One of the hardest things that teachers can get some kids excited about is reading. Some students may be tired of having to read books for school, and have been forced to read so many books they don’t like, that they are convinced it is reading they don’t like. This is a common perception, especially among high school students. It is possible to get kids to read, though; and sometimes the best way isn’t to tell them, but to show them. And the best way to show students in a classroom is with bulletin boards.
1. Book Map
Begin with popular books or even movies you already know your students like. Now make a flow chart or web of questions and options that will lead students to a book that may pique their interest. Make sure you have a variety of movies or books at the beginning of the flow, so that there is at least one that will appeal to each student. Make sure you have several questions that lead to even more book options. You can use other types of literature as well. Get your students wanting to read by offering some options that are comics or short stories. Once students find the love of reading they will look for similar reading materials.
2. Collage of Books
Make a collage of book covers and quotes from well-known and not so well known books. Most books’ covers can be found online and you can print them onto heavy cardstock or even just regular paper if you don’t have access to the actual book covers. Now find a quote from each book that will grab the students’ attention. If you aren’t familiar with a book, but know it is popular among your students’ age group, you can find popular quotes from books on the web. Unfamiliar books will often spark a conversation about a book, especially if the quote is attention-grabbing. Just make sure you have some kind of access to the book you get your student excited about reading.
3. Judge a Book by the Cover

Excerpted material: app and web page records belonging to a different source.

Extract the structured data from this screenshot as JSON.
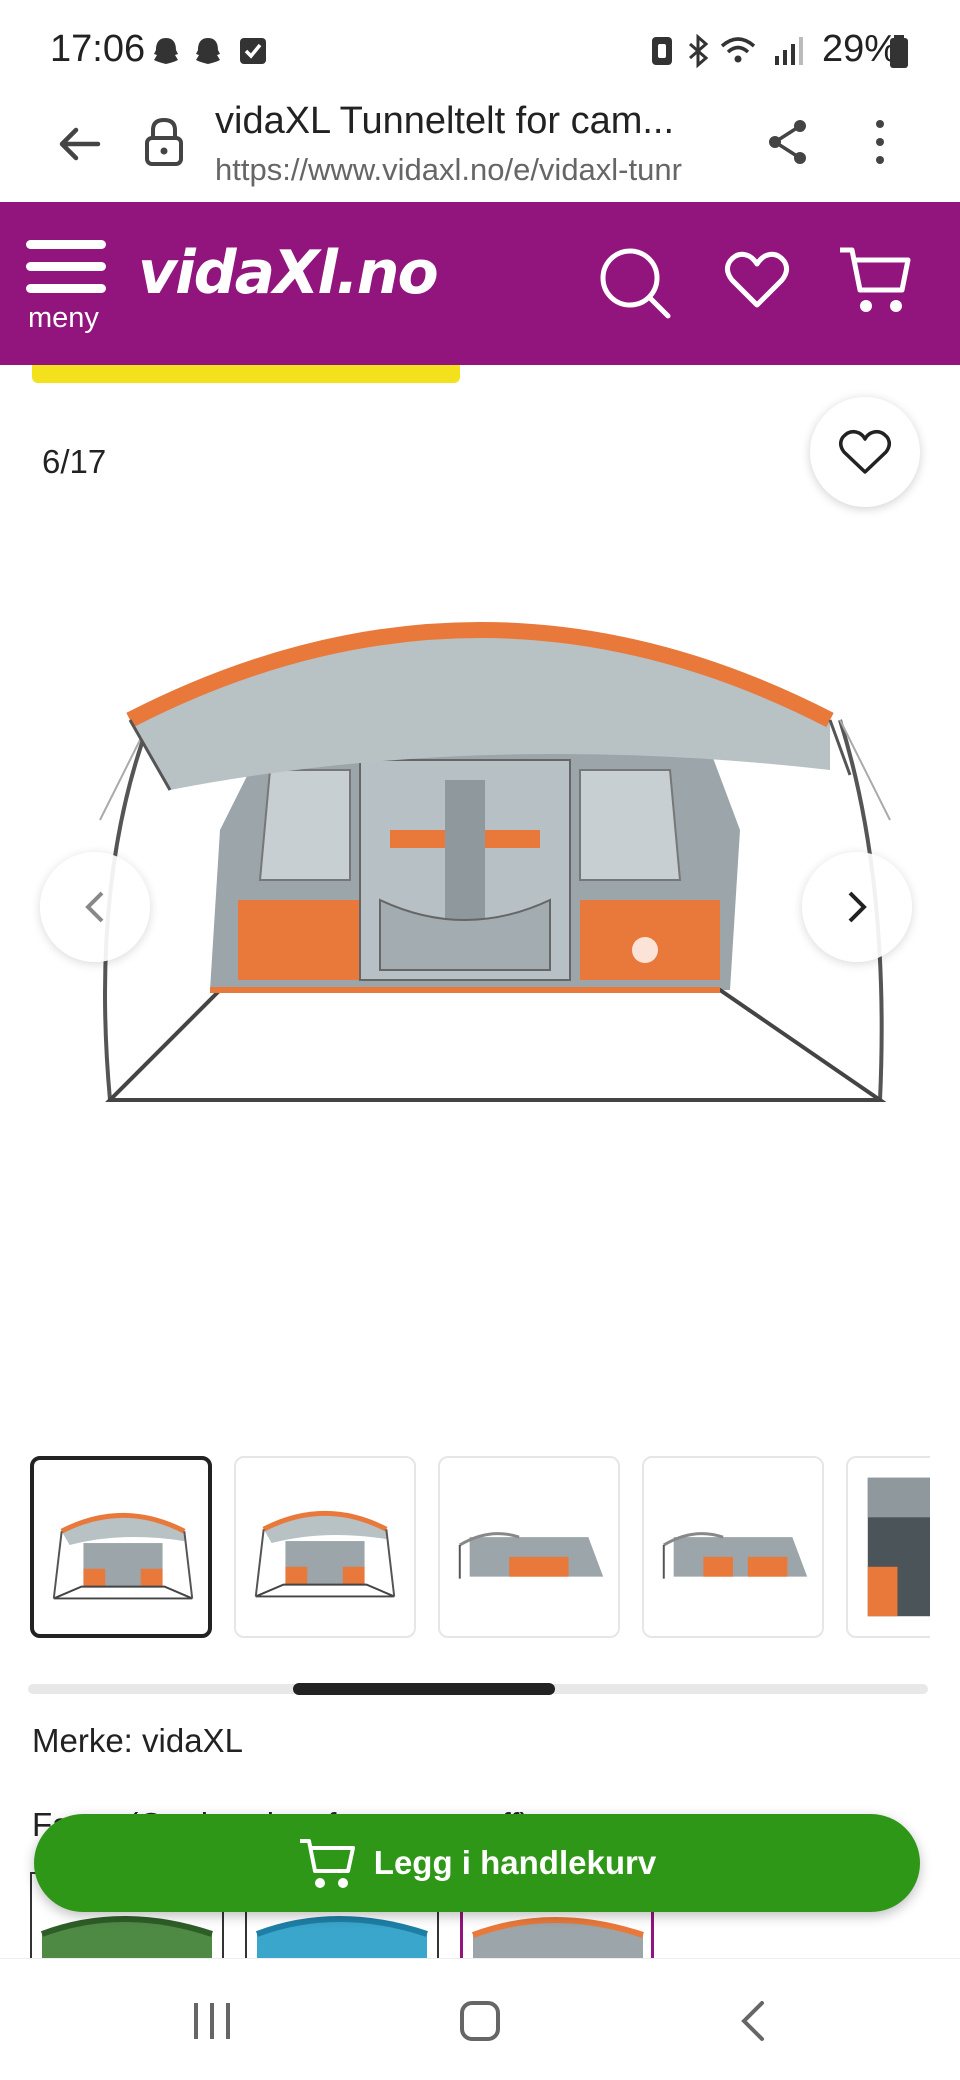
{
  "status_bar": {
    "time": "17:06",
    "battery": "29%",
    "icons": [
      "snapchat-icon",
      "snapchat-icon",
      "checkbox-icon",
      "nfc-icon",
      "bluetooth-icon",
      "wifi-icon",
      "signal-icon",
      "battery-icon"
    ]
  },
  "browser": {
    "title": "vidaXL Tunneltelt for cam...",
    "url": "https://www.vidaxl.no/e/vidaxl-tunr",
    "icons": [
      "back-arrow-icon",
      "lock-icon",
      "share-icon",
      "more-vert-icon"
    ]
  },
  "header": {
    "menu_label": "meny",
    "logo_text": "vidaXl.no",
    "brand_color": "#91157c",
    "icons": [
      "menu-icon",
      "search-icon",
      "heart-icon",
      "cart-icon"
    ]
  },
  "gallery": {
    "counter": "6/17",
    "thumbnails": [
      {
        "name": "thumb-1",
        "active": true
      },
      {
        "name": "thumb-2",
        "active": false
      },
      {
        "name": "thumb-3",
        "active": false
      },
      {
        "name": "thumb-4",
        "active": false
      },
      {
        "name": "thumb-5",
        "active": false
      }
    ]
  },
  "product": {
    "brand_line": "Merke: vidaXL",
    "color_line": "Farge (Oppbrettingsfarge og stoff)"
  },
  "cta": {
    "label": "Legg i handlekurv",
    "color": "#2e9718"
  },
  "colors": {
    "accent": "#91157c",
    "yellow": "#f2e11c",
    "tent_orange": "#e9793a",
    "tent_grey": "#a7b0b4"
  }
}
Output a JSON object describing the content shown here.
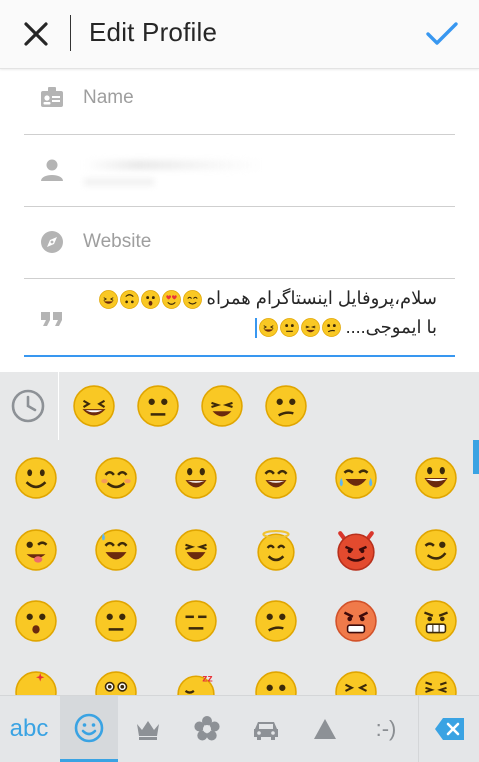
{
  "header": {
    "title": "Edit Profile"
  },
  "fields": {
    "name_placeholder": "Name",
    "website_placeholder": "Website",
    "bio_line1": "سلام،پروفایل اینستاگرام همراه",
    "bio_line2": "با ایموجی....",
    "bio_emojis_line1": [
      "grinning-eyes-closed",
      "blowing-kiss",
      "surprised",
      "upside-down",
      "grinning-squint"
    ],
    "bio_emojis_line2": [
      "confused",
      "laughing-tears",
      "neutral",
      "grinning-squint"
    ]
  },
  "keyboard": {
    "recent_emojis": [
      "grinning-squint",
      "neutral",
      "laughing",
      "confused"
    ],
    "tabs": {
      "abc": "abc",
      "emoticon": ":-)"
    }
  },
  "colors": {
    "accent": "#3897f0",
    "keyboard_accent": "#3aa3e3",
    "emoji_yellow": "#f9c824",
    "keyboard_bg": "#e7e8e9"
  }
}
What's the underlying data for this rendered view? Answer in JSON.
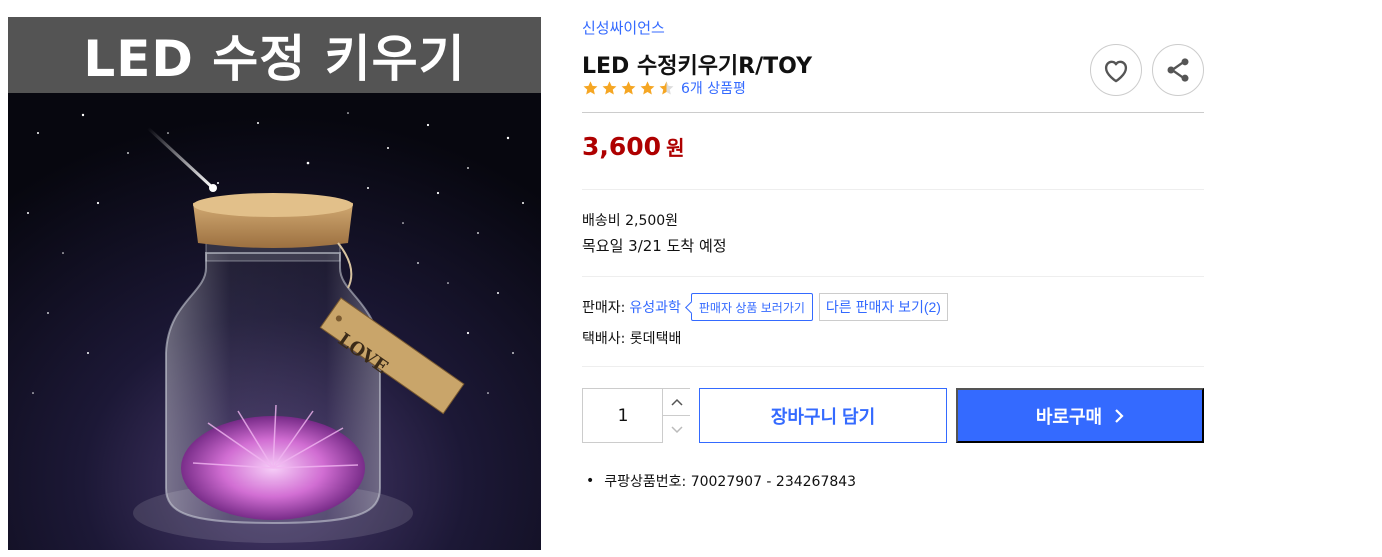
{
  "product_image": {
    "banner_text": "LED 수정 키우기",
    "tag_text": "LOVE"
  },
  "brand": "신성싸이언스",
  "title": "LED 수정키우기R/TOY",
  "rating": {
    "stars": 4.5,
    "max_stars": 5,
    "review_count_label": "6개 상품평"
  },
  "icons": {
    "wishlist": "heart-icon",
    "share": "share-icon"
  },
  "price": {
    "value": "3,600",
    "unit": "원"
  },
  "shipping": {
    "fee_label": "배송비 2,500원",
    "arrival_label": "목요일  3/21  도착  예정"
  },
  "seller": {
    "prefix": "판매자:",
    "name": "유성과학",
    "products_button": "판매자 상품 보러가기",
    "other_sellers_button": "다른 판매자 보기(2)"
  },
  "courier": {
    "label": "택배사: 롯데택배"
  },
  "purchase": {
    "quantity": "1",
    "cart_button": "장바구니 담기",
    "buy_button": "바로구매"
  },
  "item_number": {
    "label": "쿠팡상품번호: 70027907 - 234267843"
  },
  "colors": {
    "accent_blue": "#346aff",
    "price_red": "#ae0000",
    "star_orange": "#f5a623"
  }
}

This bulletin board is interactive and will get kids interested, but you may find it necessary to change the books frequently. You will also have to be creative with describing books without using character names or locations. You will be creating “book” covers to go on the bulletin board. Take a piece of paper and fold it in half (like a book). On the outside, come up with a description of a book. For example, for classic books such as Pride and Prejudice, you might say something like “A strong willed girl must overcome her family and her own personality flaws if she wants to find happiness with the guy she least expects to find it with.” Once the student is intrigued by the premise, they will open the flap and find the book they should read. Try and keep the premise to one to two sentences so the student doesn’t get bored reading and so not to much of the plot is given away.